■ Data listing:
==========

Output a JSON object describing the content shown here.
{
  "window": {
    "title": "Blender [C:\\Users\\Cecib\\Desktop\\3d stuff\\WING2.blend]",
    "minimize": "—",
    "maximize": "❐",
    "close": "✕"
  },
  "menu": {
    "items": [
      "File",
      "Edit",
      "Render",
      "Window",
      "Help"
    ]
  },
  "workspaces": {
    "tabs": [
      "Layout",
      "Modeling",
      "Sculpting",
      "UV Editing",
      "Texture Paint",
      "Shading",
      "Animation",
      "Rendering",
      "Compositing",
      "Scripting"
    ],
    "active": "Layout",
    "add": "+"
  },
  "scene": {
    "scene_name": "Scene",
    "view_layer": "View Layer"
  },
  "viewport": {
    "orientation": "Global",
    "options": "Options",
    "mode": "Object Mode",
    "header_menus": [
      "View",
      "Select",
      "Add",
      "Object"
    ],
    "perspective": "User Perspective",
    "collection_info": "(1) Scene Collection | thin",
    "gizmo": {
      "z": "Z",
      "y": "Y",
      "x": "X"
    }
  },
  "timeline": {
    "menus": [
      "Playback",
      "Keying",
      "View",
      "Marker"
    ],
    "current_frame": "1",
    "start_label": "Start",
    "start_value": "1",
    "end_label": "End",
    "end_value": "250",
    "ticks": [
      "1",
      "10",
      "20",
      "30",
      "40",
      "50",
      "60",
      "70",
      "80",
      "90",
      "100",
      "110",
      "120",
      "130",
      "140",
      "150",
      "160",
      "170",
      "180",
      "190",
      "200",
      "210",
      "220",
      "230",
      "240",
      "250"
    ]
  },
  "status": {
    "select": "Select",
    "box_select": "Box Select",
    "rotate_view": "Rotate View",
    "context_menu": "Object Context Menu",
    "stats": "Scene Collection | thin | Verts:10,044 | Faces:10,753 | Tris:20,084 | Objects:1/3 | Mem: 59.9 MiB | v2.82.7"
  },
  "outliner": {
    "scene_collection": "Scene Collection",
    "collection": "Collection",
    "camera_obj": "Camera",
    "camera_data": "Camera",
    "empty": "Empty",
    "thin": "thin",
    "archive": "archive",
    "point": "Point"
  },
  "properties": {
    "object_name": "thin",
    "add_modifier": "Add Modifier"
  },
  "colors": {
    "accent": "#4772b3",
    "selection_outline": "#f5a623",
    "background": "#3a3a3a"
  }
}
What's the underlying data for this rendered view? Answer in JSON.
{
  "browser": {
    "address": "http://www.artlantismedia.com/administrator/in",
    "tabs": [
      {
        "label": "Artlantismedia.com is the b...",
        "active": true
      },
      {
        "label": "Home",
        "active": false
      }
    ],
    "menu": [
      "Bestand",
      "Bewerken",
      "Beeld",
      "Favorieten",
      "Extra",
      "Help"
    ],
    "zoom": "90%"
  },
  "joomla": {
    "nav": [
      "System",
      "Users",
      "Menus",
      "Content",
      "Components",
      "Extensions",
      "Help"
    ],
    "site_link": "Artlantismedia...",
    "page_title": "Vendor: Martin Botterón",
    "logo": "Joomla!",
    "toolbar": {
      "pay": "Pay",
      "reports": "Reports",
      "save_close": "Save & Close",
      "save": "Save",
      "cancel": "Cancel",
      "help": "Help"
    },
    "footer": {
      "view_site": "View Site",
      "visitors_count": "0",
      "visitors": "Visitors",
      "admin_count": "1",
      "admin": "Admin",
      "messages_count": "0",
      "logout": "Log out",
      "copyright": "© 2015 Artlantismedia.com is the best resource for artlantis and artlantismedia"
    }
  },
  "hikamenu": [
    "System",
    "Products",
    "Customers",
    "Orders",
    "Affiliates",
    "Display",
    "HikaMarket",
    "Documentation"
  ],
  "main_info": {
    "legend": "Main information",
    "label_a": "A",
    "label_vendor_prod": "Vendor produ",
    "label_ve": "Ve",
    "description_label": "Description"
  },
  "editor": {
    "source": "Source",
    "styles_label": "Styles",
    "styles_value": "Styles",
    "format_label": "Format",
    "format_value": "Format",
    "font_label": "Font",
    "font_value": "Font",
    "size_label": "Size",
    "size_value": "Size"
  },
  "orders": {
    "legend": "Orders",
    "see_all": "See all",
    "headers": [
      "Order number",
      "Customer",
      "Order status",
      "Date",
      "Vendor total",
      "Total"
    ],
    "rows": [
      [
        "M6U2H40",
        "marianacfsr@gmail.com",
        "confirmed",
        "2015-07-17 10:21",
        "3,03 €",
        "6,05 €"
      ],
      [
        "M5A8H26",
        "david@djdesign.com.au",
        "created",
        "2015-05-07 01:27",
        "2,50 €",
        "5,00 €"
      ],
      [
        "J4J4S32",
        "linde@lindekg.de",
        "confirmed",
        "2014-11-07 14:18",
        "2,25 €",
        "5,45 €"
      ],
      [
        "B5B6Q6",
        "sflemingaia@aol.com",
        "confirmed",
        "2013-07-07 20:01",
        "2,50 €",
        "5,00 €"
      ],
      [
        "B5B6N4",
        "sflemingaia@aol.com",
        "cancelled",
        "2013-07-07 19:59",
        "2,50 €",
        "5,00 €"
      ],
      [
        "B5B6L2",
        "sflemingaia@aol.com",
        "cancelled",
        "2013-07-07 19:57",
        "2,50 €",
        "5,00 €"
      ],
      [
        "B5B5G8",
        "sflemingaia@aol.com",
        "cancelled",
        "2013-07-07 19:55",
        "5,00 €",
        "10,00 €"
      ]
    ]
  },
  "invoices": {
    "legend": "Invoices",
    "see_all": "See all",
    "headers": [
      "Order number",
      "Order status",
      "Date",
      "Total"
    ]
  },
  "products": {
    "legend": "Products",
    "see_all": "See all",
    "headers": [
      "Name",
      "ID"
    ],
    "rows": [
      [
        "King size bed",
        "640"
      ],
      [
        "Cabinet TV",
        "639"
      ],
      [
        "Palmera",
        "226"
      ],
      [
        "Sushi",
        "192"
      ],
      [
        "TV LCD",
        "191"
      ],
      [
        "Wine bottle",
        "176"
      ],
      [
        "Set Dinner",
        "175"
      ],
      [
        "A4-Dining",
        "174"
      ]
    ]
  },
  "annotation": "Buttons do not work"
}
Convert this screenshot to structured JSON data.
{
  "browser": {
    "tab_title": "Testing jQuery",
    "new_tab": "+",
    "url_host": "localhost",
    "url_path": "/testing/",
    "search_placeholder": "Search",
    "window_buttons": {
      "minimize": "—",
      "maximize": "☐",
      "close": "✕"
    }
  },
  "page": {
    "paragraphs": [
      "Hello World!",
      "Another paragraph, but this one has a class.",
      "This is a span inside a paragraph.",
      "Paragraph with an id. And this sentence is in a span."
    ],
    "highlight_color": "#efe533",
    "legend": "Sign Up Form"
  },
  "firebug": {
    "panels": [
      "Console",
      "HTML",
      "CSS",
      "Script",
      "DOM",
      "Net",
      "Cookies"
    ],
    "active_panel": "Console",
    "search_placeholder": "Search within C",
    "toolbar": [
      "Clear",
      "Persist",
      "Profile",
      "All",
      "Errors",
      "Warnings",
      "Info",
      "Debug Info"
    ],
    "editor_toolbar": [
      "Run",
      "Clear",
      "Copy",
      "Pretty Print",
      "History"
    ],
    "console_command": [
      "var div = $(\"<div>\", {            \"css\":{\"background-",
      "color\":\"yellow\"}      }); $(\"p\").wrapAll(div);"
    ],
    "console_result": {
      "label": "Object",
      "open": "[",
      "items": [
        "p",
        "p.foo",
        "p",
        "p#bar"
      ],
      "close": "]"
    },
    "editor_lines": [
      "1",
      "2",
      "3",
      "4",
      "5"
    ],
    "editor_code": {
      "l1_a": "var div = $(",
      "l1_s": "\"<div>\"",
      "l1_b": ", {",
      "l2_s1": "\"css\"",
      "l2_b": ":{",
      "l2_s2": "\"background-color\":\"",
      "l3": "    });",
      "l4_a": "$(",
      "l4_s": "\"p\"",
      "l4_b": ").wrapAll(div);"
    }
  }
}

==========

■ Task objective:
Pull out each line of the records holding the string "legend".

■ Answer below:
    "legend": "Main information",
    "legend": "Orders",
    "legend": "Invoices",
    "legend": "Products",
    "legend": "Sign Up Form"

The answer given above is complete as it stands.